I suspect this was for two principal reasons: firstly, the internal politics of Occupy meant that it was almost impossible to debate demands without alienating certain activists. Second, perhaps discussing what success looks like involves admitting that we’re actually quite far away from a socialist utopia, so any achievable demands might end up being somewhat reformist and liberal. This reality is pretty depressing, so some people find it easier to avoid rather than wrestle with it.

If you don’t know what victory looks like, where will your movement go? How will you convince people to keep going when times get tough? You don’t have to settle for paltry successes like an election win for another Clintonite liberal. You can be bold, but be specific.

6. Take power.

Martin Luther King Jr once stated,“Power without love is reckless and abusive, and love without power is sentimental and anemic.” The Left should always be looking to take power so it can bring about profound social change and make sure that change is permanent.

Take a leaf out of Spain’s Podemos party or the Chilean student movement: identify leaders in your movement, train them up, and then have them run for office. Obviously running for office presents problems in the United States, where the Democrats are what Trump might call a “failing pile of garbage.” But activists should took at each election on a case-by-case basis: sometimes it might make tactical sense to run as a Democrat; other times there may be opportunities for independent campaigns.

Either way, leftist activists should aim to take power. And once they do, they should be reminded every single day of the movement that put them there, and that they better make damn sure they don’t betray its principles.

A full autopsy of the anti-austerity movement would demand an entire PhD thesis, and these suggestions barely scratch the surface. Nevertheless, anti-Trump activists should study the many movements that preceded theirs. Perhaps in doing so, they will come to different conclusions than me about what needs to be done to secure victory.

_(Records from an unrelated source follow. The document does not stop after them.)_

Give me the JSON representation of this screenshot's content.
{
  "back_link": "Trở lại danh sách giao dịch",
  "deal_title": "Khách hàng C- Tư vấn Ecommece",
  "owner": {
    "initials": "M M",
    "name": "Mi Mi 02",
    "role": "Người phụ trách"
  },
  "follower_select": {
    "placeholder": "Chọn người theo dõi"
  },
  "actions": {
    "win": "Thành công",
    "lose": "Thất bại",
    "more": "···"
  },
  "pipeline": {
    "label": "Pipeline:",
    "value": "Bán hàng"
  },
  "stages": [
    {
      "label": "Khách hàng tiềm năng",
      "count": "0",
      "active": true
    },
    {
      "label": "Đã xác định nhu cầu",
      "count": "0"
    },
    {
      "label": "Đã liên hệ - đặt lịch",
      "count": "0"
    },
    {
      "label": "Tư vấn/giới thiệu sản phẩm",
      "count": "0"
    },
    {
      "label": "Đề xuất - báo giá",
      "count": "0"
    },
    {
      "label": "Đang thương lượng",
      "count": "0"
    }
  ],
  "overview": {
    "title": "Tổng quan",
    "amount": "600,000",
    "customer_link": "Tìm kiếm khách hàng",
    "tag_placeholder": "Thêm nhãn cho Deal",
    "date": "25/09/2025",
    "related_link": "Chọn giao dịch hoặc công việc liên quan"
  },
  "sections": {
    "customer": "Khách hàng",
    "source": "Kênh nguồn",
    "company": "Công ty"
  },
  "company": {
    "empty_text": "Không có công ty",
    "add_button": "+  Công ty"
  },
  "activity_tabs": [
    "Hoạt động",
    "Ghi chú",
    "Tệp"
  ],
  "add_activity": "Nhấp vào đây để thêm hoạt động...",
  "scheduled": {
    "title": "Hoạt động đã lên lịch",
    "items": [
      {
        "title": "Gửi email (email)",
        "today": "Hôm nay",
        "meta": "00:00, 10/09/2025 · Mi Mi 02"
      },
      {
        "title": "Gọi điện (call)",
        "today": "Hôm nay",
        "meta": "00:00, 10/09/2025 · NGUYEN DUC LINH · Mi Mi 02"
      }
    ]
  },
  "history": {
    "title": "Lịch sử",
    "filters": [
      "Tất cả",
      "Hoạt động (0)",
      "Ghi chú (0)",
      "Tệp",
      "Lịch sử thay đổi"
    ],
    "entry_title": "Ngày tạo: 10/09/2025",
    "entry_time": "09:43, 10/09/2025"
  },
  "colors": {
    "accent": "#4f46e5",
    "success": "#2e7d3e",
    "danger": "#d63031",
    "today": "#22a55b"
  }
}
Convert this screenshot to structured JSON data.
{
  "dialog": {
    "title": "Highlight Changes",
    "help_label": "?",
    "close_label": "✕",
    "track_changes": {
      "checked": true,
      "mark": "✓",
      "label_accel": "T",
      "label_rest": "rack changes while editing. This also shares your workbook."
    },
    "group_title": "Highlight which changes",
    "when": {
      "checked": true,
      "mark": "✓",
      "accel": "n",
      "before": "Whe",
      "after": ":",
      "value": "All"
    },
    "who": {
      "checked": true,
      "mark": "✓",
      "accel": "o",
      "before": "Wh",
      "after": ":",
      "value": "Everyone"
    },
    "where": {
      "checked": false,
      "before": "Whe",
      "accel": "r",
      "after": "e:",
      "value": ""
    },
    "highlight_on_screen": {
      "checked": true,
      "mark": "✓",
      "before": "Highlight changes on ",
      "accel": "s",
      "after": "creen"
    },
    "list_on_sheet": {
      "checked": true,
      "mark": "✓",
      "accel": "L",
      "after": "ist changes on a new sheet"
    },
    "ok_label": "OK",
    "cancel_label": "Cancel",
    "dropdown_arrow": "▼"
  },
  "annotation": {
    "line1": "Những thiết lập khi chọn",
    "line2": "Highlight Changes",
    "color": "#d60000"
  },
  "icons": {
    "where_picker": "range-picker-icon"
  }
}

But there is no excuse for failing to take an inventory of the tactics used by upsurges gone by, or their consequences. There is too much at stake.